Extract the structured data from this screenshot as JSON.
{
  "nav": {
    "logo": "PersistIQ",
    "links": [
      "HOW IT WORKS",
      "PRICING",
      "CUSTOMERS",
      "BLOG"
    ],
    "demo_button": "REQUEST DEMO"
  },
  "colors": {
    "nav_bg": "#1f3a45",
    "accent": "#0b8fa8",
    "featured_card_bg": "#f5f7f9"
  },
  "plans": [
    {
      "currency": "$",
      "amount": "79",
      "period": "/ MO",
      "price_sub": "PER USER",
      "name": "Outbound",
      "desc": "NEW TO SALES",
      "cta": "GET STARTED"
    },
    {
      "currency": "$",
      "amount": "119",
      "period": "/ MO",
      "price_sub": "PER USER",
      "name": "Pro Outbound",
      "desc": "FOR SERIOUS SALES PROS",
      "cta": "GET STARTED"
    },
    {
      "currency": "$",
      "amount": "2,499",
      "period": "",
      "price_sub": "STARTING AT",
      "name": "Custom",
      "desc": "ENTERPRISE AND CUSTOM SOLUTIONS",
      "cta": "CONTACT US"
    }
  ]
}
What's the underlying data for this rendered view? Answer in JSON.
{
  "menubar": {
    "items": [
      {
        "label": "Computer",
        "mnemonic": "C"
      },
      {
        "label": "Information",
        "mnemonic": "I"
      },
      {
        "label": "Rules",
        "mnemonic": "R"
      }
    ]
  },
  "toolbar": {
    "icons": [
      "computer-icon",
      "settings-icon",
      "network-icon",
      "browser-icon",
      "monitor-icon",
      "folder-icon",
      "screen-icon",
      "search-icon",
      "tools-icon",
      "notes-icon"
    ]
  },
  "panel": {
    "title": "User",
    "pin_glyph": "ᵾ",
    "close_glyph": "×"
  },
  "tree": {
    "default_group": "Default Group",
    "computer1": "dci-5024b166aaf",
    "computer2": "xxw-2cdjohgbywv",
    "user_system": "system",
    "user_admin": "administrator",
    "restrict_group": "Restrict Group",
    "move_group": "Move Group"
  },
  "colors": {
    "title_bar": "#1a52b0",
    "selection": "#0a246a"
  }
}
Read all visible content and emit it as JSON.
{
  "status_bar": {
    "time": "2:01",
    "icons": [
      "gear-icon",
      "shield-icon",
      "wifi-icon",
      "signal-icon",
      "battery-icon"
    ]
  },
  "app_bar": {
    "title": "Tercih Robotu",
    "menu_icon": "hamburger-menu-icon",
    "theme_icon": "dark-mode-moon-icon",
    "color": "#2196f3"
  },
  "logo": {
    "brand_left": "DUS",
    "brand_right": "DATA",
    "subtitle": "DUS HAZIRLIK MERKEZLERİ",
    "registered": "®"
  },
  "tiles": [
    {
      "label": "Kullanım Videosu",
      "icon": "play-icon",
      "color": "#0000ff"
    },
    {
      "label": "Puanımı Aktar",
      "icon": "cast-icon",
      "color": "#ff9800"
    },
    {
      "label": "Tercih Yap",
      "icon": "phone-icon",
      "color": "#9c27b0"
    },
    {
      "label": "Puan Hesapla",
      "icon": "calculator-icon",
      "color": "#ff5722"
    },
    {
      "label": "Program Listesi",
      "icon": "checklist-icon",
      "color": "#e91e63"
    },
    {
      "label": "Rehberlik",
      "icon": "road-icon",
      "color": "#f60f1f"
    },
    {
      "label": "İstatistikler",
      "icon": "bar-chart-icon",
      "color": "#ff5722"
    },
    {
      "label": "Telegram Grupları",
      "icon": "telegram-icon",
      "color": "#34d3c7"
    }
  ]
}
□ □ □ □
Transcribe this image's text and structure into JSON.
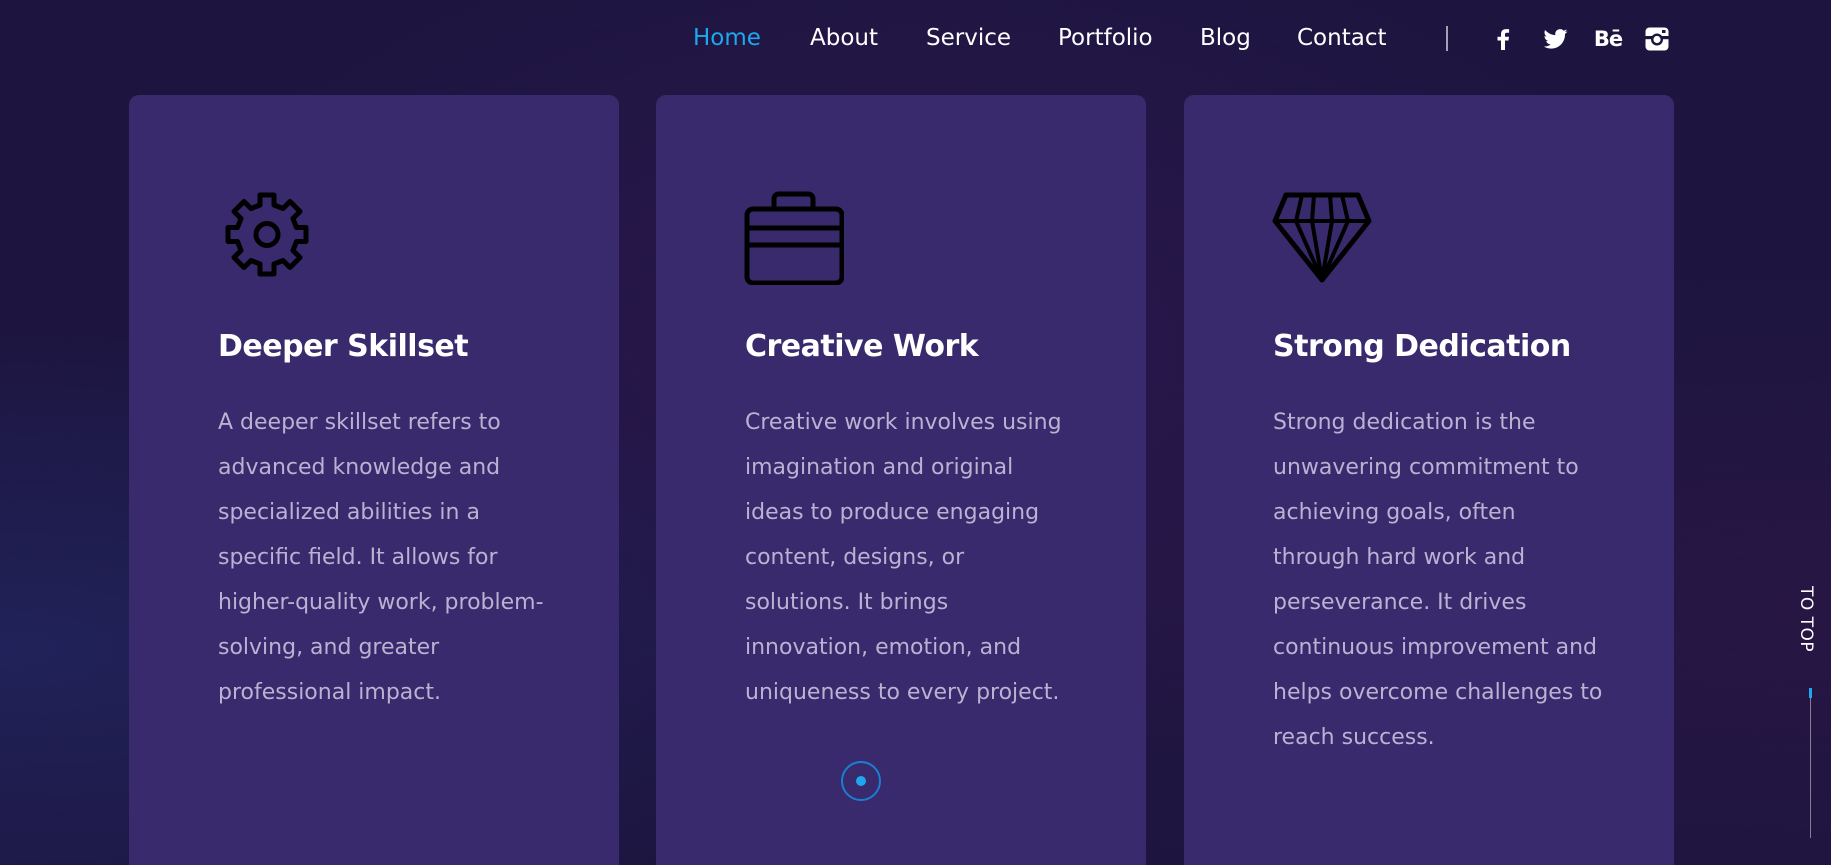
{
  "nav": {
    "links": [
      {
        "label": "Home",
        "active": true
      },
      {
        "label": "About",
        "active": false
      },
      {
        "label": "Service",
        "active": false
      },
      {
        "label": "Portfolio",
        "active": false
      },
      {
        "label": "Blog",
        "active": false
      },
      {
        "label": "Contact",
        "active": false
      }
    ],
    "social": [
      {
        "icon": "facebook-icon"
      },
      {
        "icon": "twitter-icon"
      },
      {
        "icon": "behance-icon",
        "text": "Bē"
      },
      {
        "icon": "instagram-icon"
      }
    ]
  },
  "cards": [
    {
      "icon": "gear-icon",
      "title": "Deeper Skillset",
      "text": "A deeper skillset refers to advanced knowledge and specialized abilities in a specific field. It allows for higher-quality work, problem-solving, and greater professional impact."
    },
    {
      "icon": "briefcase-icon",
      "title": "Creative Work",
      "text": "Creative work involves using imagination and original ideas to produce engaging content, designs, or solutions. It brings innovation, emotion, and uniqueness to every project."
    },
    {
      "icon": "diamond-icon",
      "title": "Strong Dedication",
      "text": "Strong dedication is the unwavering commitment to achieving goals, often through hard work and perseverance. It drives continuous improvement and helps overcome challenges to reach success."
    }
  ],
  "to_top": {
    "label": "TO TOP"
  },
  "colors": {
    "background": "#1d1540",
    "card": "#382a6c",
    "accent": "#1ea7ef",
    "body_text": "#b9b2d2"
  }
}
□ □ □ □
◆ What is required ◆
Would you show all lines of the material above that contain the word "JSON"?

◆ Your solution ◆
Extract the structured data from this screenshot as JSON.
What's the underlying data for this rendered view? Answer in JSON.
Read all visible content and emit it as JSON.
Transcribe this image's text and structure into JSON.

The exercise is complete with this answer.